Friday, January 24, 2014

Alder Creek Fire

A fire broke out yesterday around 2:00pm up Elk Creek Road outside of Shady Cove. The fire is located 16 miles northeast of Shady Cove (about 15 miles up Elk Creek Road). Currently the fire is estimated at 125 acres in size.

There are currently two twenty person crews, one bulldozer, four engines and two water tenders working to complete fire line and suppressing spot fires due to gusty winds.

The cause of the fire is under investigation.

Wednesday, January 22, 2014

Fire Weather Watch is now a Red Flag Warning

The National Weather Service has now upgraded its Fire Weather Watch to a Red Flag Warning. Starting tonight and continuing into midday Friday, forecasters are calling for strong, dry east/northeast winds throughout the Rogue Basin, the Siskiyou Mountains and the west side of the Cascade Range in southwest Oregon. Gusts could peak at 35 mph.

The Rogue Basin is very dry and residents are advised to hold off on ditch burning, pile burning, barrel burning and any other use of fire in wildland areas until this weather pattern changes. Low-elevation fields with blackberry bushes, buck brush, and standing weeds are particularly vulnerable during times like this.

Be careful out there.

Friday, January 10, 2014

It's Time to Prepare Your Home for Fire Season

More than 19,000 letters have been mailed to the owners of residential lots located in wildfire-prone areas of Josephine County. The letters describe the landowners’ vegetation fuel reduction responsibilities under the Oregon Forestland-Urban Interface Fire Protection Act, and include a self-certification form which should be mailed to the Oregon Dept. of Forestry when fuel reduction projects have been completed.

These forms are mailed to landowners every 5 years. The purpose of the law is to make homes and other structures more defensible against damage or destruction by wildfires.

In most cases, landowners are required to reduce potentially flammable vegetation within 50 feet of homes and other structures. Fuel reduction projects include:
  • Mowing tall, dry grass and weeds
  • Removing dead or dying trees, low-hanging tree branches, and shrubs
  • Thinning thickets of blackberry brush, manzanita and buck brush
  • Ensuring that the driveway to the residence is accessible to emergency vehicles
  • During the months of fire season, moving firewood and lumber piles at least 20 feet from structures, or putting firewood and lumber into an enclosed shed
No fuel reduction is required on lands where a permanent structure is not present.  A permanent structure is defined as a permanently sited building that is minimum of 500 square feet in size.
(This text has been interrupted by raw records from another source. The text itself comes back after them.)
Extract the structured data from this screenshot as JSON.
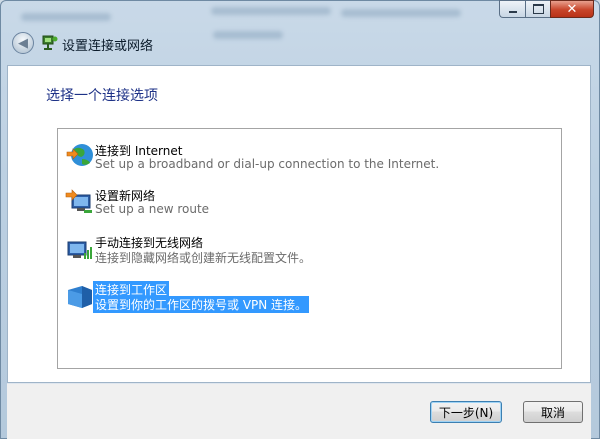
{
  "window": {
    "title": "设置连接或网络",
    "caption": {
      "close_symbol": "✕"
    }
  },
  "main": {
    "instruction": "选择一个连接选项",
    "options": [
      {
        "title": "连接到 Internet",
        "description": "Set up a broadband or dial-up connection to the Internet.",
        "icon": "globe-icon"
      },
      {
        "title": "设置新网络",
        "description": "Set up a new route",
        "icon": "new-network-icon"
      },
      {
        "title": "手动连接到无线网络",
        "description": "连接到隐藏网络或创建新无线配置文件。",
        "icon": "wireless-icon"
      },
      {
        "title": "连接到工作区",
        "description": "设置到你的工作区的拨号或 VPN 连接。",
        "icon": "workplace-icon",
        "selected": true
      }
    ]
  },
  "footer": {
    "next_label": "下一步(N)",
    "cancel_label": "取消"
  },
  "colors": {
    "selection": "#3399ff",
    "instruction": "#1e3287",
    "close_button": "#c8452a"
  }
}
Returning a self-certification form to the Oregon Dept. of Forestry is an important step as it relieves a landowner from the law’s fire cost recovery penalty. An inspection of the property isn’t required prior to sending in a self-certification form; however, ODF fire prevention specialists are available to provide free, on-site evaluations upon request.

For more information, see the Southwest Oregon District’sWildfire Protection web page, or contact the Oregon Dept. of Forestry’s Grants Pass Unit at (541) 471-3889.

Tuesday, November 26, 2013

Reward Offered for Cause of Four Corners Fire

The Oregon Department of Forestry and the Oregon chapter of the International Association of Arson Investigators are offering a reward of up to $5,000 for information that leads to the arrest and conviction of the person, or people, who caused the Four Corners Fire. The fire started August 30 in southern Josephine County, one-half mile north of the community of Takilma. Specifically, the fire’s origin was at the junction of Waldo Rd., Takilma Rd., and Happy Camp Rd, an intersection locally known as Four Corners. The fire burned 15 acres of grass, brush and forestland and threatened homes in the area.

Anyone who has information about this fire is encouraged to call (800) 452-7888. Information is confidential.

The Four Corners Fire started at 4:10 p.m. on Friday, Aug. 30, and cost $14,572 to extinguish. Suppression resources assigned to the fire include:
  • 7 wildfire fire engines
  • 1 bulldozer
  • 4 helicopters
  • 2 air tankers
  • 2 20-person crews
  • 2 fallers
Additionally, structural fire protection engines were sent from Illinois Valley Fire District and Rural Metro Fire Dept.